Jimmy Choo's heart and soul _ and sole, too _ belongs to a woman. Tamara Mellon is growing the luxury brand that has built its reputation on towering high heels into a full-fledged fashion house.
She works on it every single day, she says, and she lives it, too.
She is jet-setter, with her stylish leather luggage (and the wet wipes tucked in her weekender _ as she's also a bit of a germophobe); she is business executive, recently being named a business ambassador by British Prime Minister David Cameron; she's eager creative sponge, one season becoming an expert on the life and times of Blondie's Deborah Harry, who was her inspiration; and she's single mother, who wears Uggs or Wellies, depending on the weather, to the park to play with her 8-year-old daughter.
However, as a can-do person, Mellon tackled that whole comfort-mom wardrobe thing head-on, working with both Uggs and Hunter to develop Jimmy Choo-cross branded products that would meet her own style standards.
Her shoes, wardrobe, hair and makeup each time she walks out the door can't be an afterthought, says Mellon. She's wearing a leopard-print sheath and pointy-toe patent pumps on this day for an interview in a plush private room at the Saks Fifth Avenue flagship on Fifth Avenue before a public appearance to promote the new Choo fragrance.
"I do have to think about how I look _ and it's really in you or it isn't if you care _ but I have to be the brand," she says. It's not all black tie and red carpet, mind you, she says, although those are the photos people will see. But when she goes to the office, the outfit will still be chic, fashion-forward and "on the right side of sexy" _ complemented with her biker boots.
Anamaria Wilson, fashion news director for Harper's Bazaar, says Mellon's stamp is all over every piece. "The collection is chic and refined, but with a sexy sensibility _ much like Tamara herself."
If she wouldn't wear something, there's really no point in offering it to other women, right? Mellon wonders aloud. "If you think you can rely on some sort of science for all this, you will make a mistake. Fashion is about emotion. It's about, `What do I want?' and `What do women want?'"
Considering the number of shoppers lined up to speak to Mellon on Saks' first floor _ definitely dozens _ it seems Mellon hears regularly from customers. They want fashion advice, style tips and even guidance on what shoes to wear for their wedding day.
Her answer _ to all of them: "My favorite thing to tell people is, `Dare to do it and don't be afraid.'"

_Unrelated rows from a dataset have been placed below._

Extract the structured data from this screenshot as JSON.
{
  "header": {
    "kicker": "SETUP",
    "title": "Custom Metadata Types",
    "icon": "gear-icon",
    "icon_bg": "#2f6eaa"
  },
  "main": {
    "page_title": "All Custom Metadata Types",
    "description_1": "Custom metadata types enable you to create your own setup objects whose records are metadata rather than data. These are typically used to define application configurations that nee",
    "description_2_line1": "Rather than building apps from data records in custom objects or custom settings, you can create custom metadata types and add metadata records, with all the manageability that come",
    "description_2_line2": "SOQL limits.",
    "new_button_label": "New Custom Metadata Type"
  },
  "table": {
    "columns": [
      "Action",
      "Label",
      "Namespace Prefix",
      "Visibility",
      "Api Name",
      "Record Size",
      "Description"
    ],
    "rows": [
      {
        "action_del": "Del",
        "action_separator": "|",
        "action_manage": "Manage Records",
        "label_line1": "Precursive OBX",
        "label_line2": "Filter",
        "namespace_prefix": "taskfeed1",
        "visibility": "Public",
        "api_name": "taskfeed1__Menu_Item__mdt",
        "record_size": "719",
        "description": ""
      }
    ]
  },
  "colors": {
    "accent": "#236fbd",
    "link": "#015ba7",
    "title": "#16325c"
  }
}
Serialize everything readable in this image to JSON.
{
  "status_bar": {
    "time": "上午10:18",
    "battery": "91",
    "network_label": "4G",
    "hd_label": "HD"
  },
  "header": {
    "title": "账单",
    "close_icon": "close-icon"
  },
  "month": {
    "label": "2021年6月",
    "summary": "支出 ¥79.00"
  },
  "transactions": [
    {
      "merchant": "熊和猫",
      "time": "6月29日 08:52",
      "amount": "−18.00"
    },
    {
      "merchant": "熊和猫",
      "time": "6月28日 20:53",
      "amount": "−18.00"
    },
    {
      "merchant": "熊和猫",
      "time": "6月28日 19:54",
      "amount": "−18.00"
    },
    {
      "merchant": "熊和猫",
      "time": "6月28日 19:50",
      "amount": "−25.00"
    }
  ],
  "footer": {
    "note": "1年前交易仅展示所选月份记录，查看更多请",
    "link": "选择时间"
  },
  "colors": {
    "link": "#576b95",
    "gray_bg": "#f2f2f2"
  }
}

Mellon was accessories editor at British Vogue back in 1996 when she sensed the opening for a new collection of luxury-label shoes to rival the likes of Manolo Blahnik. Jimmy Choo, the man, had a reputation of craftsmanship for his small couture-level business based in East London.
They launched the brand together, moving production to Italy and courting retailers as well as opening their own boutique. Equinox Luxury Holdings bought him out of his share in 2001, and in 2007, a private equity firm bought a majority of shares, although Mellon retains creative control.
She knew she had a success on her hands, er, feet, when, in 1998, a flood of boxes arrived at the Motcomb Street store and she was surrounded by what she felt were little works of wearable art. "That's when my vision came to life," Mellon says. "I can still get that excited _ you know when you get that rush when you feel you've got it right."
Mellon says it took years to develop the fragrance because it had to be the perfect blend, one that she thinks she and her customers will want to wear on a daily basis for years to come. She wanted it "sensual _ and not weak in any way," she explains, ultimately settling on a scent dominated by orchid and patchouli notes.
She'll spray it on every time she's about to disembark a plane to her next destination, hoping it'll become part of the signature style that is Tamara Mellon _ and Jimmy Choo.